Wednesday, April 16, 2014

Woodland Stick Puppets

The stick puppets are printed from original pastel illustrations. I always find that using a puppet or any kind of prop is a great way for children to open up to telling stories. They seem to feel less self conscious when they are holding something. Plus, in the case of puppets, you have given them an automatic place to start the dialogue and children relate so readily to animals. They are available here.

Monday, April 7, 2014

Nature Gelatin Prints

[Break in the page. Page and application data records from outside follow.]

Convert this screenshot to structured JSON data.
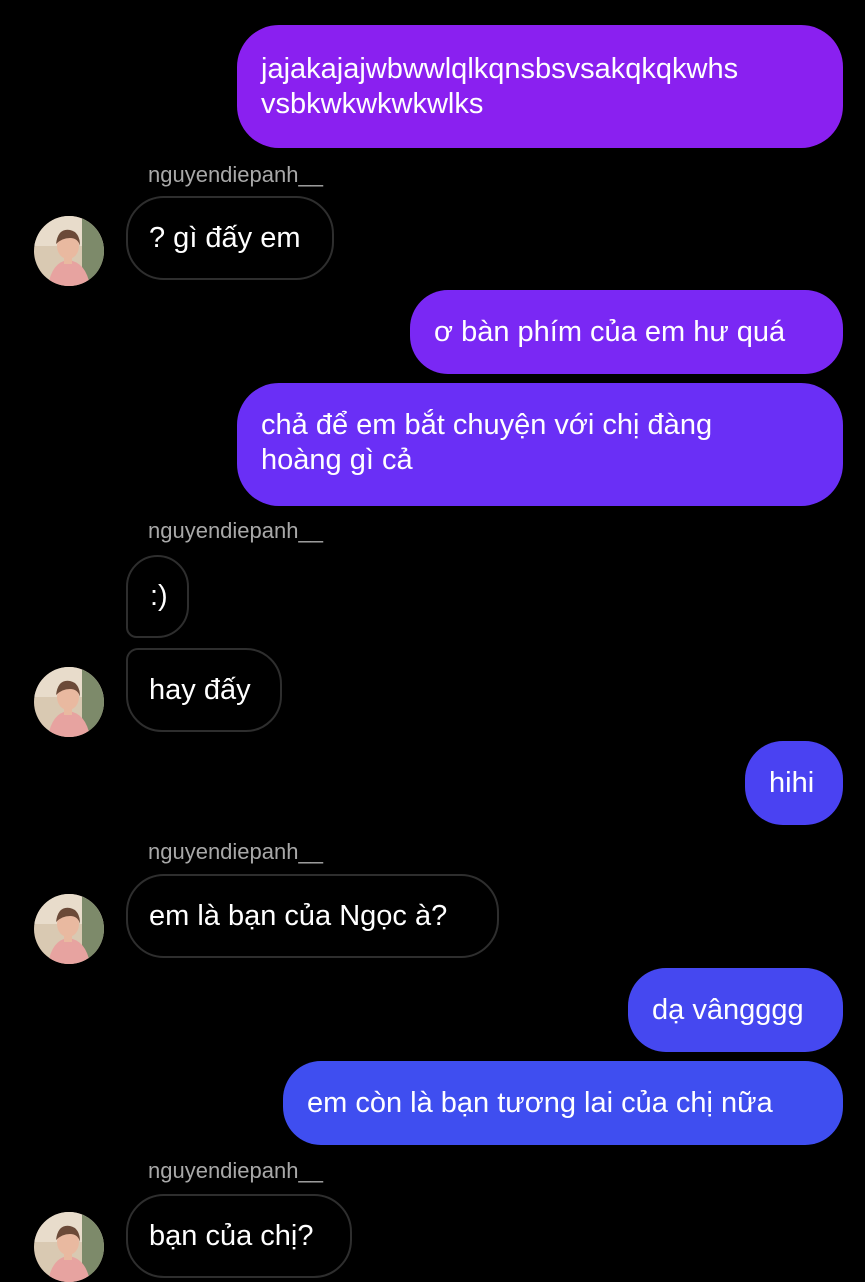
{
  "colors": {
    "background": "#000000",
    "bubble_purple": "#8a20f0",
    "bubble_violet": "#6a2ff6",
    "bubble_blue": "#3f4ef0",
    "incoming_border": "#2e2e2e",
    "sender_name": "#a8a8a8"
  },
  "contact": {
    "username": "nguyendiepanh__",
    "avatar_icon": "profile-photo"
  },
  "messages": [
    {
      "id": "m1",
      "direction": "outgoing",
      "lines": [
        "jajakajajwbwwlqlkqnsbsvsakqkqkwhs",
        "vsbkwkwkwkwlks"
      ]
    },
    {
      "id": "m2",
      "direction": "incoming",
      "sender": "nguyendiepanh__",
      "text": "? gì đấy em"
    },
    {
      "id": "m3",
      "direction": "outgoing",
      "text": "ơ bàn phím của em hư quá"
    },
    {
      "id": "m4",
      "direction": "outgoing",
      "lines": [
        "chả để em bắt chuyện với chị đàng",
        "hoàng gì cả"
      ]
    },
    {
      "id": "m5",
      "direction": "incoming",
      "sender": "nguyendiepanh__",
      "text": ":)"
    },
    {
      "id": "m6",
      "direction": "incoming",
      "text": "hay đấy"
    },
    {
      "id": "m7",
      "direction": "outgoing",
      "text": "hihi"
    },
    {
      "id": "m8",
      "direction": "incoming",
      "sender": "nguyendiepanh__",
      "text": "em là bạn của Ngọc à?"
    },
    {
      "id": "m9",
      "direction": "outgoing",
      "text": "dạ vângggg"
    },
    {
      "id": "m10",
      "direction": "outgoing",
      "text": "em còn là bạn tương lai của chị nữa"
    },
    {
      "id": "m11",
      "direction": "incoming",
      "sender": "nguyendiepanh__",
      "text": "bạn của chị?"
    }
  ]
}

Printmaking is a process of creating an image on one surface, called the plate, and transferring that image to paper or cloth. With gelatin prints the artist starts in the kitchen and makes a plate from gelatin and water. Gelatin is the stuff that gives gummy candies and marshmallows their chewy texture. It’s sold in little orange and white boxes at the supermarket and can be found in the aisle with the jello. Once the powdery gelatin has been mixed with water and chilled in the fridge (simple directions below) you will have a slightly rubbery surface that responds well to printing with textures that you can find outside.



Ingredients to Make a Gelatin Plate


6 tablespoons gelatin powder (6 packets, boxes generally have 4 packets per box)


1 1/2 cup cold water


1 1/2 cup hot water, almost boiling


9x12 inch shallow baking pan


Pour the cold water into the baking pan. Sprinkle gelatin into the pan. Mix until blended. Slowly add hot water while stirring continuously until all the gelatin has dissolved. Try to remove bubbles that may have collected on the surface by blotting with a paper towel. Place in the fridge for about 30 minutes or until the gelatin has set. You can remove the gelatin from the pan the same way that you would brownies. Just slice it into pieces and remove them with a spatula. Keep in mind that the size of your finished prints will be the same size as you slices of gelatin. You can begin printing immediately, or you can store your gelatin plates for up to ten days in the fridge.


Art Supplies for Printing


1. Drop cloth or newspapers to protect work surface


2. Water soluble printing ink or acrylic paint (available at most craft stores)


3. Large soft bristle brush, kitchen sponge or foam roller


4. A variety of natural objects such as leaves, shells, flowers, weeds, vegetables, fruit, feathers, bark.......


5. White drawing paper


6. A stack of newspaper torn into small sheets or scrap paper for blotting


For the best results, the natural objects that you collect should have interesting shapes and textures as well as being somewhat sturdy. A leaf, such as a maple, is a good choice since it has both an interesting shape and the prominent veins print nicely.




Squeeze some paint or ink onto gelatin plate and spread it out with your brush, sponge or brayer. If it looks too thick you can absorb the excess by laying a sheet of scrap paper on top and gently pressing. Press your nature objects into the paint. Pick up object. As long as you can see an impression in the ink, you will be able to make a print. Lay a sheet of white paper on top of gelatin plate and gently press with the palm of your hand. The gelatin plate can be cleaned between prints by pressing a sheet of scrap paper on the surface. Or you can wash it off in cold water in the sink. Make sure you dry it, too.



Have a stack of printing paper and scrap paper cut before you begin. A bit of trial and error is involved and it’s more fun to make many prints.